# [PROMPT]
Every entry is to be set down a second time, precisely as written.
Start of EXERCISE DATA
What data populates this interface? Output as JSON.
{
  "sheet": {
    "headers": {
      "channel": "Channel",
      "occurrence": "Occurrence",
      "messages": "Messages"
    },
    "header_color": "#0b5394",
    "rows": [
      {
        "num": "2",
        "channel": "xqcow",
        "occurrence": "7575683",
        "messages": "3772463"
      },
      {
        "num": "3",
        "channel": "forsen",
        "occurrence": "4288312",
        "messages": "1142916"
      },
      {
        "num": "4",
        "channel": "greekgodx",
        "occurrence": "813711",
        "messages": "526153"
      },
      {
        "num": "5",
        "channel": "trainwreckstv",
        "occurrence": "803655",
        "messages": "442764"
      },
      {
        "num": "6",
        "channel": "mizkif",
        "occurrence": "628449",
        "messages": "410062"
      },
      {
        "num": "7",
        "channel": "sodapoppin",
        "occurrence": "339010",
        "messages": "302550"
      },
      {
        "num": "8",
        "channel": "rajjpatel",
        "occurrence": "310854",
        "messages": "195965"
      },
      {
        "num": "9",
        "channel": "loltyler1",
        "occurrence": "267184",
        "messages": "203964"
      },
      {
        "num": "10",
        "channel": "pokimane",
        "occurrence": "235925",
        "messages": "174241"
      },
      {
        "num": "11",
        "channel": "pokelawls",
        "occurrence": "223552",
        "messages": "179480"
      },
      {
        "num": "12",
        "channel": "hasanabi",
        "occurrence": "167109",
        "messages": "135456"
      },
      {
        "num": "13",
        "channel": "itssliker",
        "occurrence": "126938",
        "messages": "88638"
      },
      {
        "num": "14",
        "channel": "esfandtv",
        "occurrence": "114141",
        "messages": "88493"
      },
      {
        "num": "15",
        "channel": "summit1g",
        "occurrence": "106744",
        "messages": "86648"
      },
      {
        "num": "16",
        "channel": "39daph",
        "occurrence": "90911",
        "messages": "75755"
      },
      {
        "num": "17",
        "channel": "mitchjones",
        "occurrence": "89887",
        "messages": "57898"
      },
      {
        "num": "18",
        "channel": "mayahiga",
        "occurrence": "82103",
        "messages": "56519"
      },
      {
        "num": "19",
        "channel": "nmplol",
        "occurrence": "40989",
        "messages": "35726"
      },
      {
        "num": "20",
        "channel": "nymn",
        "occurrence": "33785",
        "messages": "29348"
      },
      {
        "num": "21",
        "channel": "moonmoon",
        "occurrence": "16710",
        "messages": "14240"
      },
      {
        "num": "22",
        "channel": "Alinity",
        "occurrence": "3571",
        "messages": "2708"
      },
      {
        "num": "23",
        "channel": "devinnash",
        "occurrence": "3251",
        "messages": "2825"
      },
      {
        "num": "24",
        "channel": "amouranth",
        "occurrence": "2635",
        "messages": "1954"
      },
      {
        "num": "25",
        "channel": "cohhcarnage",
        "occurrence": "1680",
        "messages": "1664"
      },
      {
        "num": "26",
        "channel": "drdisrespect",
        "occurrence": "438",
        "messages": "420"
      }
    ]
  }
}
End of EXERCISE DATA
# [ANSWER TO THE EXERCISE]
What data populates this interface? Output as JSON.
{
  "sheet": {
    "headers": {
      "channel": "Channel",
      "occurrence": "Occurrence",
      "messages": "Messages"
    },
    "header_color": "#0b5394",
    "rows": [
      {
        "num": "2",
        "channel": "xqcow",
        "occurrence": "7575683",
        "messages": "3772463"
      },
      {
        "num": "3",
        "channel": "forsen",
        "occurrence": "4288312",
        "messages": "1142916"
      },
      {
        "num": "4",
        "channel": "greekgodx",
        "occurrence": "813711",
        "messages": "526153"
      },
      {
        "num": "5",
        "channel": "trainwreckstv",
        "occurrence": "803655",
        "messages": "442764"
      },
      {
        "num": "6",
        "channel": "mizkif",
        "occurrence": "628449",
        "messages": "410062"
      },
      {
        "num": "7",
        "channel": "sodapoppin",
        "occurrence": "339010",
        "messages": "302550"
      },
      {
        "num": "8",
        "channel": "rajjpatel",
        "occurrence": "310854",
        "messages": "195965"
      },
      {
        "num": "9",
        "channel": "loltyler1",
        "occurrence": "267184",
        "messages": "203964"
      },
      {
        "num": "10",
        "channel": "pokimane",
        "occurrence": "235925",
        "messages": "174241"
      },
      {
        "num": "11",
        "channel": "pokelawls",
        "occurrence": "223552",
        "messages": "179480"
      },
      {
        "num": "12",
        "channel": "hasanabi",
        "occurrence": "167109",
        "messages": "135456"
      },
      {
        "num": "13",
        "channel": "itssliker",
        "occurrence": "126938",
        "messages": "88638"
      },
      {
        "num": "14",
        "channel": "esfandtv",
        "occurrence": "114141",
        "messages": "88493"
      },
      {
        "num": "15",
        "channel": "summit1g",
        "occurrence": "106744",
        "messages": "86648"
      },
      {
        "num": "16",
        "channel": "39daph",
        "occurrence": "90911",
        "messages": "75755"
      },
      {
        "num": "17",
        "channel": "mitchjones",
        "occurrence": "89887",
        "messages": "57898"
      },
      {
        "num": "18",
        "channel": "mayahiga",
        "occurrence": "82103",
        "messages": "56519"
      },
      {
        "num": "19",
        "channel": "nmplol",
        "occurrence": "40989",
        "messages": "35726"
      },
      {
        "num": "20",
        "channel": "nymn",
        "occurrence": "33785",
        "messages": "29348"
      },
      {
        "num": "21",
        "channel": "moonmoon",
        "occurrence": "16710",
        "messages": "14240"
      },
      {
        "num": "22",
        "channel": "Alinity",
        "occurrence": "3571",
        "messages": "2708"
      },
      {
        "num": "23",
        "channel": "devinnash",
        "occurrence": "3251",
        "messages": "2825"
      },
      {
        "num": "24",
        "channel": "amouranth",
        "occurrence": "2635",
        "messages": "1954"
      },
      {
        "num": "25",
        "channel": "cohhcarnage",
        "occurrence": "1680",
        "messages": "1664"
      },
      {
        "num": "26",
        "channel": "drdisrespect",
        "occurrence": "438",
        "messages": "420"
      }
    ]
  }
}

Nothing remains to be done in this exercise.